“Can you come out and check on the problem?,” the chairman of the building and grounds committee asked me.
“No problem,” I responded. “I will be there tomorrow.”
I had already solved this one as I was driving to the job site, making a cardinal mistake. Never decide what the problem is until you do a thorough survey and analysis. But, I already decided I had a clogged or failed F&T trap. But in this case, I was only partially right.
I took apart the Y-strainer before the trap and flushed it out. I went ahead a replaced the F&T trap, even though it checked out. I wasn’t taking any chances. After these repairs, the tier still would not heat.

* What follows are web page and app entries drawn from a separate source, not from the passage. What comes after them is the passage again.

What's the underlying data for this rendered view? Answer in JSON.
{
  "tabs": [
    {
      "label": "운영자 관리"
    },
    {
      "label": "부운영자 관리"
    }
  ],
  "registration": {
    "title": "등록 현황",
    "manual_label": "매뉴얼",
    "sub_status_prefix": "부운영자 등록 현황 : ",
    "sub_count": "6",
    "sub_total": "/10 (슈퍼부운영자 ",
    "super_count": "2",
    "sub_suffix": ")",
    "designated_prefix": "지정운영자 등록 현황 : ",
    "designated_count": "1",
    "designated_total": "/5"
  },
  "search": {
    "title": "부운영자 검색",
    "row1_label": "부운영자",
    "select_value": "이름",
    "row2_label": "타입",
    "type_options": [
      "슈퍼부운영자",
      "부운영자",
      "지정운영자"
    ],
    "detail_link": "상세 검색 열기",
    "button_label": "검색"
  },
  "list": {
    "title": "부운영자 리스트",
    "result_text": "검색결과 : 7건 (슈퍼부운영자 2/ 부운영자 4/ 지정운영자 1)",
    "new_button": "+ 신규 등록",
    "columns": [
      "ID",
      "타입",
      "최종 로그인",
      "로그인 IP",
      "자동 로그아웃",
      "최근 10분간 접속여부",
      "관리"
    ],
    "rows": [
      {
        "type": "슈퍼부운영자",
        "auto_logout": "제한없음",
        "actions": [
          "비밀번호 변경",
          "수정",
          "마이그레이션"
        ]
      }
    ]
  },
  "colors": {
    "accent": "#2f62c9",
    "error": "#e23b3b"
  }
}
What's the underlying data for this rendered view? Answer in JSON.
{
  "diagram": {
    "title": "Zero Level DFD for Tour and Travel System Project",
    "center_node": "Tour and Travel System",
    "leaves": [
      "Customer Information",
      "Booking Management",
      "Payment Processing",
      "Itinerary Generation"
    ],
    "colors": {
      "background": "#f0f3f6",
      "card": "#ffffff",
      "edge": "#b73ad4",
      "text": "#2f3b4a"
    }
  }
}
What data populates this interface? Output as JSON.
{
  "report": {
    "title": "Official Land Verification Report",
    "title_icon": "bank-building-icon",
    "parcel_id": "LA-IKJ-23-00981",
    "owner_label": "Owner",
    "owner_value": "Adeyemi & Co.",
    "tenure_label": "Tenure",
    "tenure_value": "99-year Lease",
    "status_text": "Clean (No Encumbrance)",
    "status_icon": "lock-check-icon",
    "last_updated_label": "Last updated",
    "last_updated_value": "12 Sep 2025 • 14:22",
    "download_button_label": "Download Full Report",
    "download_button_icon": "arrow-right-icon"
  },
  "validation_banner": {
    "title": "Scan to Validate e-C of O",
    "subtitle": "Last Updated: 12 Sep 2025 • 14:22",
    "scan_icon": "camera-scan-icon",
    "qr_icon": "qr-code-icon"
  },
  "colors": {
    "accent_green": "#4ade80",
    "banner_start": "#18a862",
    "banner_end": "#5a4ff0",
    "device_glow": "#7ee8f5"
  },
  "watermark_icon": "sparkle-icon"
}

On this cold mid-December day, the boiler was firing and all of the mains and radiators were hot. Except all of the radiators on this one tier. From the main floor, to the seventh floor, every radiator was cold. We got into an apartment on the fourth floor. Sure enough, the down-feed main and radiator were stone cold.
I fiddled with the valve, opening and closing it, but it appeared to be OK. Maybe the bullet vent failed. I unscrewed the vent and was immediately sprayed by a torrent of water under pressure.
“I think we have a hot water system, not a steam system,” the tenant suggested.
I always appreciate when the tenants offer their advice.
I was wiping off my soaked face and shirt, for the time being ignoring this huge clue in front of me. Why would there be water under pressure on the fourth floor of a steam down-feed main?
After sketching out the piping and thinking it through, the problem jumped out at me. The main was clogged at the base. Condensate was filling up the main cutting of steam to that tier of radiators. Even on the fourth floor, there was still 30 feet of static pressure above the radiator, which is why water sprayed out of the vent like a fire hose. Once the entire riser was filled with condensate, it spilled into the steam main circling the attic where the steam slammed it around like a bowling ball. This was the cause of the water hammer they were hearing.
All we had to do was find the base of the main, cut it open, and flush out the clog. Only, it is never this easy. Most of the mains were accessible from the unfinished basement. Except this one. The base of this main was only accessible through a small floor hatch in the lobby. Then, you had to crawl about 20 feet down a 2 feet by 2 feet tunnel. Luckily, there was a union at the base of the 2-1/2-inch main. Two of my smaller techs managed to crawl back to the main, break loose the union, and clear out almost 100 years of rust, scale, sediment and corrosion that had clogged the pipe. They used a combination of threaded rod, fish tape, and a water hose to flush out all of the debris. When they finally broke through the clog, the entire seven-story column of water burst out like Niagara Falls, soaking both of my techs from head to toe.
With the main and return pipe flushed out and clear, the steam flowed freely and condensate drained quickly. All the radiators on this tier now heated properly and the water hammer disappeared. Steam is a different animal. You can’t see what is going on inside the pipes. You must have the imagination to envision what is going on to understand a correct the problem. And, remember to watch that water line.
Dan Foley is president and owner of Foley Mechanical, Inc. based in Lorton, Va. FMI specializes in radiant, hydronic and steam systems as well as mechanical systems for large custom homes. He can be reached at 703-339-8030; firstname.lastname@example.org; or www.foleymechanical.com.